(STATS) – North Dakota State’s loss in the FCS semifinals last season was often described as the end of the dynasty, but Bruce Anderson and the Bison are trying to show the assessment was premature.
While the Bison’s five-year reign as national champions was stopped, it may wind up being a bump in the road of an extended run of titles. At least Friday night’s 55-13 pounding of Sam Houston State in a playoff semifinal at the Fargodome – fueled by Anderson’s five touchdowns – suggested it.
The No. 2-seeded Bison (13-1) certainly know the Road to Frisco, because they’re headed back to the Dallas suburb with the chance to tie Georgia Southern’s all-time record of six FCS titles. On Jan. 6 at Toyota Stadium, they’ll face Saturday’s semifinal winner between No. 5 seed South Dakota State (11-2) and top-seeded James Madison (13-0), which stopped the Bison in last year’s semifinals on the way to winning the national championship.
“I’m just excited that we’re going back to Frisco,” fourth-year coach Chris Klieman said. “It’s doesn’t matter who we play.”
Bruce was on the loose against Sam Houston (12-2). Anderson racked up 237 yards from scrimmage on 19 touches, including a career-high 183 rushing yards to go over 1,000 for the season. Four of his touchdowns came in the first half as North Dakota State built an insurmountable 41-3 lead.
The Bison defense also held Sam Houston quarterback Jeremiah Briscoe, the nation’s leading passer, in check, intercepting the senior three times in his final college game. He completed 29 of 51 passes for 289 yards, including a touchdown to Nathan Stewart, and finished the season with 5,003 passing yards.

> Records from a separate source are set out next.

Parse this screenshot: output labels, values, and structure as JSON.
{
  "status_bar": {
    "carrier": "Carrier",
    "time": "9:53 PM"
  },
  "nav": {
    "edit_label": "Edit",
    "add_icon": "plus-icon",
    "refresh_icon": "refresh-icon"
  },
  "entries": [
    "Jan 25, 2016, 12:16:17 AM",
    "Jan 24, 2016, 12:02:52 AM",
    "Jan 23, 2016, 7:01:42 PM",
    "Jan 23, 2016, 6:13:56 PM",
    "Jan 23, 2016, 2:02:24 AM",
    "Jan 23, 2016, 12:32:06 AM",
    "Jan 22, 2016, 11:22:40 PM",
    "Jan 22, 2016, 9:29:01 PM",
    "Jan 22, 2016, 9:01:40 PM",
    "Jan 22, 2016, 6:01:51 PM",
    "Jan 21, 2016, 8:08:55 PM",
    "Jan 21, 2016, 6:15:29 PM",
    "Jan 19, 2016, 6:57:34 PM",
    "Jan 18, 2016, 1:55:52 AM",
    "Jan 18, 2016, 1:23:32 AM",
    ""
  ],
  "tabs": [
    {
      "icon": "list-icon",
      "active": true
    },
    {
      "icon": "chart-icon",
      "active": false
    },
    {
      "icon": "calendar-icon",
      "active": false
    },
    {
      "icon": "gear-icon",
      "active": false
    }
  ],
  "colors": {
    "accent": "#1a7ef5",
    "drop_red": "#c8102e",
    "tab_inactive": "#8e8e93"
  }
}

The game was the fourth meeting between the two national powers in a playoff semifinal or final in the last seven seasons. North Dakota State, the seven-time reigning Missouri Valley Football Conference champ, has won each time, with the margin of victory growing larger.
The Bison’s 55 points and 642 offensive yards were program records in the playoffs.
“We said the game was going to won up front and we had to control the line of scrimmage on both sides of the ball, and I thought we were able to do that,” Klieman said. “We capitalized on some of their mistakes and we made some explosive plays. If you’re going to play in a big-time environment, a big game like this, you have to be able to hit some of those explosives.”
Sam Houston State, the No. 6 seed in the playoffs, actually led 3-0 after Tre Honshtein kicked a 28-yard field goal to cap a 13-play opening drive, but the Bison scored touchdowns on each of their first-quarter possessions and six of their seven in the first half.
With North Dakota State ahead 7-3 on a 6-yard run by quarterback Easton Stick, cornerback Marquise Bridges had his first of two picks of Briscoe and Anderson followed on the next play with a 62-yard touchdown run. Stick and Anderson then teamed up to cap a 95-yard drive with a 23-yard touchdown off a wheel route.
In the second quarter, Anderson scored on a 37-yard run and then after Dimitri Williams recovered a fumble on the ensuing kickoff, he raced in from 33 yards out. He caught a 31-yard touchdown in the third quarter – Stick’s fourth scoring pass.
North Dakota State was so dominating that Anderson wasn’t even the leading rusher. Freshman Seth Wilson gained 194 yards on 24 carries as the Bison finished with 471 yards on the ground – another program record for the playoffs.
“To try to go and defend what they do in a week is really hard,” Sam Houston State coach K.C. Keeler said. “We see a totally different brand of football and we obviously have to get up to speed in terms of how they play. Defensively, they don’t miss tackles. They have some great players on defense. They run to the ball and don’t make mistakes.”
The Bison also suffered some injuries to key players as running back Ty Brooks suffered an apparent shoulder injury and cornerbacks Jaylaan Wimbush and Jalen Allison left the game in the first half. Allison was on crutches by halftime.
Sam Houston left with more insult than injury as its recent playoff exits continued to be unsightly. In the last four years, the Bearkats have been eliminated by a combined 217-33 margin.